It stays to be seen if the NLRB will in truth bring cases to revoke non-competes, and if so, whether it will see any success provided previous choices. That stated, as constantly, companies must take procedures to make sure that their arrangements are directly customized, certified with pertinent law, and just used to workers that position a genuine competitive hazard. Because vein, companies must think about the danger in even asking non-exempt, low-wage, or mid-wage workers to carry out arrangements including non-competes. Even if companies have no intent of implementing non-competes versus such workers, numerous state laws currently forbid simply participating in or preserving non-competes with such workers, and some enable workers to recover their lawyers’ costs from companies in declaratory judgment fits looking for to revoke such covenants. Different enforcement companies appear poised to target using such arrangements too, even without companies’ efforts to implement them through lawsuits.

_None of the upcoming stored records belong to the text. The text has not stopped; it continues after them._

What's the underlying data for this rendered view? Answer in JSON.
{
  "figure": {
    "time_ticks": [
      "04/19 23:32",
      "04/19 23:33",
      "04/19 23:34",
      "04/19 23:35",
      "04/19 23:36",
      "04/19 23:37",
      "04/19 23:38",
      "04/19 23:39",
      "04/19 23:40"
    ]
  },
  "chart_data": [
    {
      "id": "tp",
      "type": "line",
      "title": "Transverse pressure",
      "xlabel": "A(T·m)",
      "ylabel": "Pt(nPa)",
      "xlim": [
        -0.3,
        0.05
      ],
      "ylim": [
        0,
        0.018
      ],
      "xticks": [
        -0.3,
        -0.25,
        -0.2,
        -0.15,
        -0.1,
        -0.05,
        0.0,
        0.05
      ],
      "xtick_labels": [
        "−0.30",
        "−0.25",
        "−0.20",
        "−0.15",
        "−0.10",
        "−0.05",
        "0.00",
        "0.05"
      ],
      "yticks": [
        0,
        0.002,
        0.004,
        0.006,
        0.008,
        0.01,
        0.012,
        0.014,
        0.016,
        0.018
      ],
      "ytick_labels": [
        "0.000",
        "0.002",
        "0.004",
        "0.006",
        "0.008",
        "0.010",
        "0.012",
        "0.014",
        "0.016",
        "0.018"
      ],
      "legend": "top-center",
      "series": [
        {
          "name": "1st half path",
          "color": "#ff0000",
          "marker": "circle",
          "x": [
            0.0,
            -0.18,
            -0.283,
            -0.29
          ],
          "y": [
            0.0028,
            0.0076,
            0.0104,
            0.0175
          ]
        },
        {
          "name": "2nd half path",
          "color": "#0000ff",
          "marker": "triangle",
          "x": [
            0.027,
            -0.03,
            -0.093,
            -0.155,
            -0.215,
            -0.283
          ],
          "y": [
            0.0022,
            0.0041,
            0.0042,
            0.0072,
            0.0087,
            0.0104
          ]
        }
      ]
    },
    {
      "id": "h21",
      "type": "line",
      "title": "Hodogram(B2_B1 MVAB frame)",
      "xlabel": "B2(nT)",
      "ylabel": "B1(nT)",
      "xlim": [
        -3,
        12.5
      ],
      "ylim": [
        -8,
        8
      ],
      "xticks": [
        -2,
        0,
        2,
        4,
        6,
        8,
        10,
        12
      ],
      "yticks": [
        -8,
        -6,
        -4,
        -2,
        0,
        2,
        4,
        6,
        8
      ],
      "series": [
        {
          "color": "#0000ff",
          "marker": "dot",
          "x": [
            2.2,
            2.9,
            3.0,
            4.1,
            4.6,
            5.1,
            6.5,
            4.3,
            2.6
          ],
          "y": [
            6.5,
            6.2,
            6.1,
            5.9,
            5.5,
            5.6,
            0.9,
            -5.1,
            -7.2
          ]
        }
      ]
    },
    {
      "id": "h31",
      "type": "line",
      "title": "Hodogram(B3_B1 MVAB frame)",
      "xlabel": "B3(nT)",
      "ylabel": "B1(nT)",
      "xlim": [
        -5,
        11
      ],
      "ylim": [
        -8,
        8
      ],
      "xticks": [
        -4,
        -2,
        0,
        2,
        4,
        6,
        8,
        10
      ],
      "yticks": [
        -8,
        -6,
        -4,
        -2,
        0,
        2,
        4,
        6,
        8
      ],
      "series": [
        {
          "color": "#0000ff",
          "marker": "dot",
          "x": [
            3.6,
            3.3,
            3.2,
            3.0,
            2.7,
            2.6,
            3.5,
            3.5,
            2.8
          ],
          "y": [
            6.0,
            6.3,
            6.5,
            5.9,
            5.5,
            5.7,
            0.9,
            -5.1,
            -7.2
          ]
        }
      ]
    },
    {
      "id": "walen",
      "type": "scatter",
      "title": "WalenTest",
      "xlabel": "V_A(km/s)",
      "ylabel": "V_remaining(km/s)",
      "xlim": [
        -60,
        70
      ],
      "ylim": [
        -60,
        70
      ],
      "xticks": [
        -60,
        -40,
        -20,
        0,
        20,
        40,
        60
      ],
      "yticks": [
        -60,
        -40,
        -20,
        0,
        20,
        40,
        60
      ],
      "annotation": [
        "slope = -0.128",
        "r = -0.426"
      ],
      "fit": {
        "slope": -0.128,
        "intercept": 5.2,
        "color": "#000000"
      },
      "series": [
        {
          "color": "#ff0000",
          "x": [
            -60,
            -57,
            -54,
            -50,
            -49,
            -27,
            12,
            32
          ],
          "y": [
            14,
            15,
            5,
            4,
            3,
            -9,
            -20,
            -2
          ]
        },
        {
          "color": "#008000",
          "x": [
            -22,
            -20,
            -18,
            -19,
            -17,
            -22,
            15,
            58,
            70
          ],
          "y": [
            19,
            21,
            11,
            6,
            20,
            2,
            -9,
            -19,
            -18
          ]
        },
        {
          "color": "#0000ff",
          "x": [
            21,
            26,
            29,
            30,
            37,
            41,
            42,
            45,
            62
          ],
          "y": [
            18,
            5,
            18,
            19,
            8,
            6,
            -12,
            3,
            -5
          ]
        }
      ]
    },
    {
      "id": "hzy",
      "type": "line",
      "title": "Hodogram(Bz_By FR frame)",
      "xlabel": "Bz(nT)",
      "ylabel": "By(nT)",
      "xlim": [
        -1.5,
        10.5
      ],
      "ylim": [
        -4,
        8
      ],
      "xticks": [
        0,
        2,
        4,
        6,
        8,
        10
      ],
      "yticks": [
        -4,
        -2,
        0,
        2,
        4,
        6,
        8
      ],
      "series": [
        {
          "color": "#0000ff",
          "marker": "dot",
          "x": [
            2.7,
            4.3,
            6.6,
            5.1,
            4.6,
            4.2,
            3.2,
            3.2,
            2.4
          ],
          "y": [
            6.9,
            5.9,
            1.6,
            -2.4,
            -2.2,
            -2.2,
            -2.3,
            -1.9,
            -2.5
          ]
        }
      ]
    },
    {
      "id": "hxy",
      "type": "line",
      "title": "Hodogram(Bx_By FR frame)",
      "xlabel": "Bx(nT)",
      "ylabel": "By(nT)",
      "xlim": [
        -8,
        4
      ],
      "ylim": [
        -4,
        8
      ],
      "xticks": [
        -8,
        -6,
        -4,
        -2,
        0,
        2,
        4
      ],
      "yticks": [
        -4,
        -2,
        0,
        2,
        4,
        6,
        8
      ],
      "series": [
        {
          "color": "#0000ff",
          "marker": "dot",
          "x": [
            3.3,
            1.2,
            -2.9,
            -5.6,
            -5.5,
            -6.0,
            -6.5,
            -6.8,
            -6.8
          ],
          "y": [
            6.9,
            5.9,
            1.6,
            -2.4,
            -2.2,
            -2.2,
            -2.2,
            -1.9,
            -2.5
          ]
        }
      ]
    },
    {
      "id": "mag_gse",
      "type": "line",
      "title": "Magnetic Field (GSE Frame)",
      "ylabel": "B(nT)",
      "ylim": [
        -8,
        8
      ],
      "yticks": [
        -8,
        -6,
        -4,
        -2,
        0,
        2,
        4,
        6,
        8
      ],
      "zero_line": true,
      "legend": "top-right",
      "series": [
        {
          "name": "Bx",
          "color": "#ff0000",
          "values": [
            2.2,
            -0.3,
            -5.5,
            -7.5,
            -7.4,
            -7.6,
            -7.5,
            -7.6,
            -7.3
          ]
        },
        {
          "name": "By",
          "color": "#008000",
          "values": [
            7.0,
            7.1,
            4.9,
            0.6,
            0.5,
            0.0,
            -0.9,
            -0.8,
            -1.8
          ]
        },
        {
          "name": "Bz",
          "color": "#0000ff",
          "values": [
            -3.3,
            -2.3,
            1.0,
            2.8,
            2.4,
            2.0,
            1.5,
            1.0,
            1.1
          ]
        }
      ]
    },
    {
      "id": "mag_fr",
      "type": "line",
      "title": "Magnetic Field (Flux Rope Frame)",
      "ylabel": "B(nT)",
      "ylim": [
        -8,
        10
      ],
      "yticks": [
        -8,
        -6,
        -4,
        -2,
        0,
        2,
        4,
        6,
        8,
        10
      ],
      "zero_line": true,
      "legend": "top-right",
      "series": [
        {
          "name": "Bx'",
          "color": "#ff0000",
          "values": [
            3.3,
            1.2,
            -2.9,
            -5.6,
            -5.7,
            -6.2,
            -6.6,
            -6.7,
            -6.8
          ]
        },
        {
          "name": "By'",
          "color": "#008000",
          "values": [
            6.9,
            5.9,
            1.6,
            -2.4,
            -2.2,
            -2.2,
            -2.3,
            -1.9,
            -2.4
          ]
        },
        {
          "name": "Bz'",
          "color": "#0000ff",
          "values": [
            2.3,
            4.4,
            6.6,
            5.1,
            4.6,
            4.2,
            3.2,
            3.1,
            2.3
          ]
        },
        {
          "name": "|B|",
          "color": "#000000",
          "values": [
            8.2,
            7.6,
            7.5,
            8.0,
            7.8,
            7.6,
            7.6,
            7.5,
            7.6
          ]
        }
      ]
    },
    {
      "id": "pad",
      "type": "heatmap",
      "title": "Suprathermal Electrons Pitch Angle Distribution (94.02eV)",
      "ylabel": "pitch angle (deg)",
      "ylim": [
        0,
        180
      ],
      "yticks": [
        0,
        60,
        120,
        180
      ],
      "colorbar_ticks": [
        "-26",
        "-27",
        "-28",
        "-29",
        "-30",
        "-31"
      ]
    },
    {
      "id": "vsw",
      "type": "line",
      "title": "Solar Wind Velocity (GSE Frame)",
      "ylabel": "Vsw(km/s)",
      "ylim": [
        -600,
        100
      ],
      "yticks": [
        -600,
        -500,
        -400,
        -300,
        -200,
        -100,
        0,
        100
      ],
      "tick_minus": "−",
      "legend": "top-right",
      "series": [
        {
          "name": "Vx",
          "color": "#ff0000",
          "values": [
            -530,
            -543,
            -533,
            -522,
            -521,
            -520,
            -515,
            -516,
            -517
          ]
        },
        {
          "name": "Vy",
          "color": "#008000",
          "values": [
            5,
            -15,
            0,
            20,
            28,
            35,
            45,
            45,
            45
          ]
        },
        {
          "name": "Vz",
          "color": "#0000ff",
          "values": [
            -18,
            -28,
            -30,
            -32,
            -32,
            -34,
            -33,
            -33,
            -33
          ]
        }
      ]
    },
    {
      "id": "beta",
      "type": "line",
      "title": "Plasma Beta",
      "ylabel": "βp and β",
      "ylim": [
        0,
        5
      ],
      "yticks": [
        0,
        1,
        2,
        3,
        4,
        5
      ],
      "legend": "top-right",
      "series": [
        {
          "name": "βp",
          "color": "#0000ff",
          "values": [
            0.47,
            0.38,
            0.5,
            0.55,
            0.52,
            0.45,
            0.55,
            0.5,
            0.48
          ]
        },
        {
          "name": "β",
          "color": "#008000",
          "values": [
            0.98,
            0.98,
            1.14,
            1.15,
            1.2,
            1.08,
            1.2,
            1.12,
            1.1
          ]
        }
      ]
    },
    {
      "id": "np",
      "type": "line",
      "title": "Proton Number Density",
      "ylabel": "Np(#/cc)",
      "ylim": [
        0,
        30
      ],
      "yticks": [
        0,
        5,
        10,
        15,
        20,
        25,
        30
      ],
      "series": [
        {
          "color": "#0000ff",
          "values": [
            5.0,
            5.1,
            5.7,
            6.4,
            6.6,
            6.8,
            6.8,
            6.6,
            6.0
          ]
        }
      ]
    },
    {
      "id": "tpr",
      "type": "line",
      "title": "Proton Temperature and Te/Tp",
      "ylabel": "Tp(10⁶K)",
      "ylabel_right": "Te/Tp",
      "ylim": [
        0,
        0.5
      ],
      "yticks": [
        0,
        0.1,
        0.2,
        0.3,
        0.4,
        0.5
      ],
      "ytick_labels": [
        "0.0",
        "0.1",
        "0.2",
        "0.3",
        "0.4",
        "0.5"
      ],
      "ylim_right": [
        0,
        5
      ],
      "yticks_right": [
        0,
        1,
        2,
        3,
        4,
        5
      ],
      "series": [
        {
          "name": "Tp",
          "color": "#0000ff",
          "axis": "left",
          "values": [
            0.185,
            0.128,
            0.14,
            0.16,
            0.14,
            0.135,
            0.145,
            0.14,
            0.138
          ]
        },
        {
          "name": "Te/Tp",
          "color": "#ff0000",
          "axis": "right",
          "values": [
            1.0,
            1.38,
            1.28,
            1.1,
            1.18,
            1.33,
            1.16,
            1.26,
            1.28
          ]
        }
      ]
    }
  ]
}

We motivate you to connect to Seyfarth’s Trade Tricks, Computer System Scams, & & Non-Competes group to examine and upgrade your arrangements and supply suggestions on executing them with your labor force.
 See, e.g., National Express Corp., d/b/a ATC/Forsythe & & Assocs., Inc., 341 NLRB 501 (2004 ); Clinton Corn Processing Co., 194 NLRB 184 (1971 ).
 See, e.g., Kenai Helicopters, 235 NLRB 931 (1978 ); Associated Marketing Specialists, Inc., 232 NLRB 50 (1977 ).
 Charles Schwab Corp., 28-CA-084931 (Sept. 14, 2012) (Adv. Mem.).